Getting up at 2am on Friday 13th is not my idea of fun, but a trip to Poland was on the cards, this being the first EHC hand cycle race ever to be held here. To get an overall European ranking, I need to compete in at least 8 of the 12 races and Poland offered both a TT and a RR over one weekend.
I decided not to recce the course as the roads of Rzeszow were busy, and so the hill climb on both the TT and RR came as an unwelcome surprise! I had a bad dream the night before, felt a bit chesty and ill and had decided on using disks which were a mistake considering the side winds encountered on the course because of the buildings. The only consolation was producing higher Watts than in Italy, but it is impossible to compare a flat with a hilly TT.
I spoke at length to hand cycle legend and Paralympic Gold Medallist Walter Albinger at the dinner laid on for us by the organisers and came away reassured that I was on the right path and just required more years of training. Competing in Europe means I get to talk to many hand cyclists, discuss equipment modifications and learn lots from my fellow competitors, who push me to do better.
So I faced the RR with renewed enthusiasm and rode positively despite being unable to draft the faster girls. The hill was more a mental problem than physical, as there were 9 laps to do, but I was relieved to hear the bell after 1 hour, having tackled it 7 times already. I came away with two 3rd places-and a bouquet of sunflowers.
I met Chris Furber, former Para-cycling Lead Coach at British Cycling’s base in Manchester, after making a tentative application to the BC Talent Squad over the winter. The meeting was fruitful and informative and got exciting when I bumped into Jody Cundy in the corridor under the Velodrome.
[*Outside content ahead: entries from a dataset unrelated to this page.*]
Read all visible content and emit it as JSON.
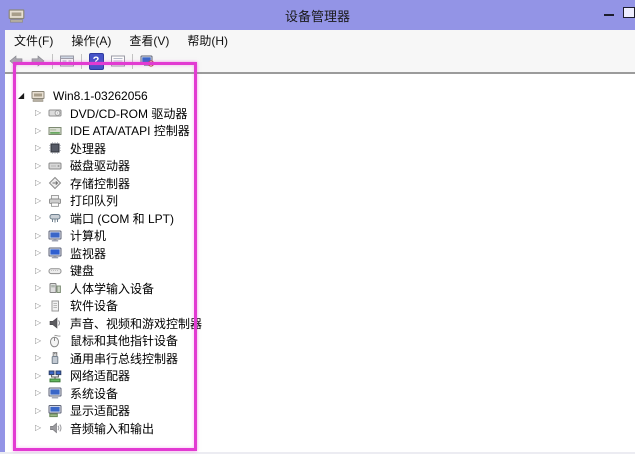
{
  "window": {
    "title": "设备管理器"
  },
  "menubar": {
    "items": [
      "文件(F)",
      "操作(A)",
      "查看(V)",
      "帮助(H)"
    ]
  },
  "toolbar": {
    "help_glyph": "?"
  },
  "tree": {
    "glyphs": {
      "expanded": "◢",
      "collapsed": "▷"
    },
    "root": {
      "label": "Win8.1-03262056",
      "icon": "computer-root"
    },
    "items": [
      {
        "label": "DVD/CD-ROM 驱动器",
        "icon": "disc-drive"
      },
      {
        "label": "IDE ATA/ATAPI 控制器",
        "icon": "ide-controller"
      },
      {
        "label": "处理器",
        "icon": "processor"
      },
      {
        "label": "磁盘驱动器",
        "icon": "disk-drive"
      },
      {
        "label": "存储控制器",
        "icon": "storage-controller"
      },
      {
        "label": "打印队列",
        "icon": "print-queue"
      },
      {
        "label": "端口 (COM 和 LPT)",
        "icon": "ports"
      },
      {
        "label": "计算机",
        "icon": "computer"
      },
      {
        "label": "监视器",
        "icon": "monitor"
      },
      {
        "label": "键盘",
        "icon": "keyboard"
      },
      {
        "label": "人体学输入设备",
        "icon": "hid"
      },
      {
        "label": "软件设备",
        "icon": "software-device"
      },
      {
        "label": "声音、视频和游戏控制器",
        "icon": "sound-controller"
      },
      {
        "label": "鼠标和其他指针设备",
        "icon": "mouse"
      },
      {
        "label": "通用串行总线控制器",
        "icon": "usb-controller"
      },
      {
        "label": "网络适配器",
        "icon": "network-adapter"
      },
      {
        "label": "系统设备",
        "icon": "system-devices"
      },
      {
        "label": "显示适配器",
        "icon": "display-adapter"
      },
      {
        "label": "音频输入和输出",
        "icon": "audio-io"
      }
    ]
  },
  "colors": {
    "titlebar": "#9394E6",
    "annotation": "#E23AD2",
    "help_button": "#4653C8",
    "toolbar_rule": "#9B9B9B",
    "screen_blue": "#3A66C8"
  }
}
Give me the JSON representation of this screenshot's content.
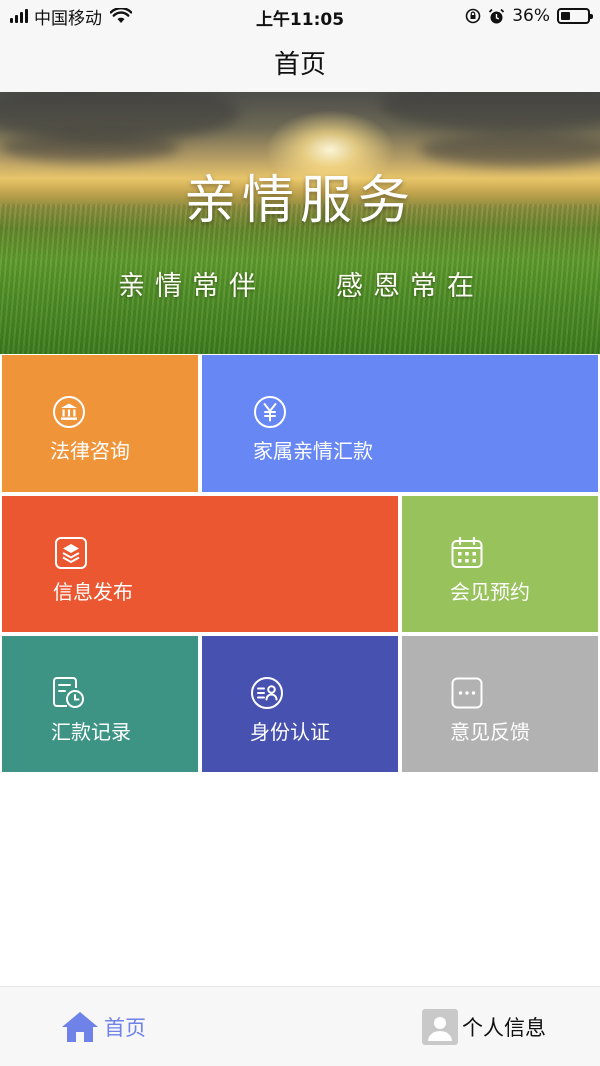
{
  "status_bar": {
    "carrier": "中国移动",
    "time": "上午11:05",
    "battery_percent": "36%",
    "battery_level": 0.36
  },
  "nav": {
    "title": "首页"
  },
  "banner": {
    "title": "亲情服务",
    "subtitle_left": "亲情常伴",
    "subtitle_right": "感恩常在"
  },
  "tiles": [
    {
      "label": "法律咨询",
      "color": "#f0943a",
      "icon": "bank-icon"
    },
    {
      "label": "家属亲情汇款",
      "color": "#6787f4",
      "icon": "yen-icon"
    },
    {
      "label": "信息发布",
      "color": "#ea5730",
      "icon": "layers-icon"
    },
    {
      "label": "会见预约",
      "color": "#97c25c",
      "icon": "calendar-icon"
    },
    {
      "label": "汇款记录",
      "color": "#3e9484",
      "icon": "record-clock-icon"
    },
    {
      "label": "身份认证",
      "color": "#4751b0",
      "icon": "id-card-icon"
    },
    {
      "label": "意见反馈",
      "color": "#b2b2b2",
      "icon": "message-icon"
    }
  ],
  "tab_bar": {
    "items": [
      {
        "label": "首页",
        "icon": "home-icon",
        "active": true,
        "color": "#6e82e8"
      },
      {
        "label": "个人信息",
        "icon": "person-icon",
        "active": false,
        "color": "#111111"
      }
    ]
  }
}
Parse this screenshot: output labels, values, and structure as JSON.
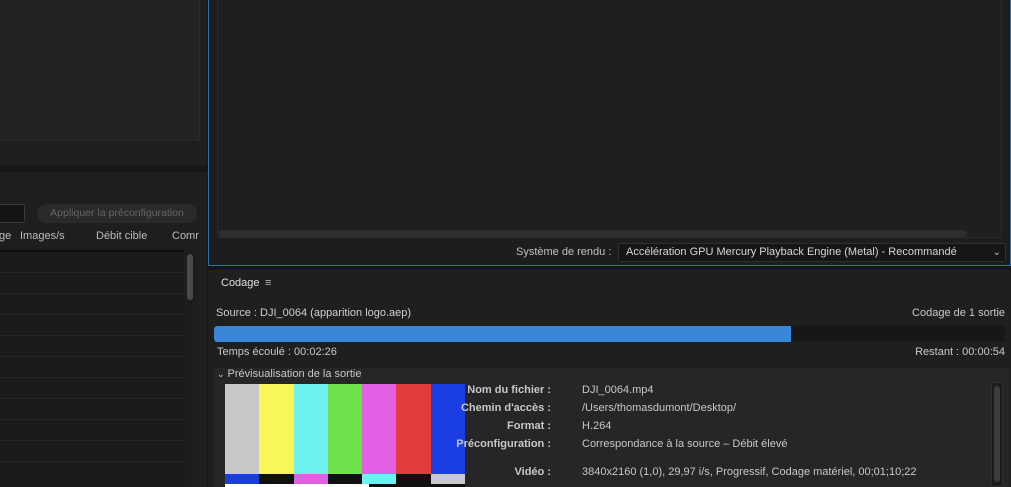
{
  "left": {
    "apply_preset_label": "Appliquer la préconfiguration",
    "columns": [
      "ge",
      "Images/s",
      "Débit cible",
      "Comr"
    ]
  },
  "renderer": {
    "label": "Système de rendu :",
    "value": "Accélération GPU Mercury Playback Engine (Metal) - Recommandé"
  },
  "encoding": {
    "title": "Codage",
    "source": "Source : DJI_0064 (apparition logo.aep)",
    "output_count": "Codage de 1 sortie",
    "progress_fraction": 0.73,
    "elapsed": "Temps écoulé : 00:02:26",
    "remaining": "Restant : 00:00:54",
    "preview_header": "Prévisualisation de la sortie",
    "info": [
      {
        "label": "Nom du fichier :",
        "value": "DJI_0064.mp4"
      },
      {
        "label": "Chemin d'accès :",
        "value": "/Users/thomasdumont/Desktop/"
      },
      {
        "label": "Format :",
        "value": "H.264"
      },
      {
        "label": "Préconfiguration :",
        "value": "Correspondance à la source – Débit élevé"
      },
      {
        "label": "Vidéo :",
        "value": "3840x2160 (1,0), 29,97 i/s, Progressif, Codage matériel, 00;01;10;22"
      }
    ]
  },
  "colors": {
    "accent": "#3a86d8",
    "bars_main": [
      "#c8c8c8",
      "#f7f75a",
      "#6cf0f0",
      "#6ee14a",
      "#e25ee3",
      "#e23c3c",
      "#1a3ee3"
    ],
    "bars_mid": [
      "#1a3ee3",
      "#101010",
      "#e25ee3",
      "#101010",
      "#6cf0f0",
      "#101010",
      "#c8c8c8"
    ]
  }
}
I was a little star struck, and it was lovely of Chris to introduce us.
I travelled to Rossenau in France for the first Para-cycling race of the European Handcycle Circuit (EHC) early in March, where Chis would watch me race and see if I could possibly be funded for the UCI World Cup in Sergovia in June, depending on my performance.
The weather on race day was appalling, with the temperature barely above freezing and steady rain. I find it hard to race in the cold as it has such an adverse affect on my tone and spasticity and I have problems with temperature control. I couldn’t stop the violent shivering on the start line despite a warm-up lap.
Chris Peterson from Top End was watching the race, having become a major sponsor of the EHC series of races in 2013. He had pointed me out to a colleague before the race “Watch this girl, this should be a good race”.
I pushed down hard on the cranks in a heavy gear, wanting to keep with Rachel Morris who had told me to stick behind her to draft for the race. There was a loud noise and my seat back collapsed underneath me as soon as I set off, rendering me unable to either see over the cranks or reach to pedal. I coasted to a halt barely 50m from the start line and instantly knew my race was over before I’d even started.
Some Marshalls and spectators ran over to help, but without allan keys to fix the seat brackets, there was nothing they could do. A mechanical on the first race of the year and my first ever DNF was not how I had hoped to start my racing season.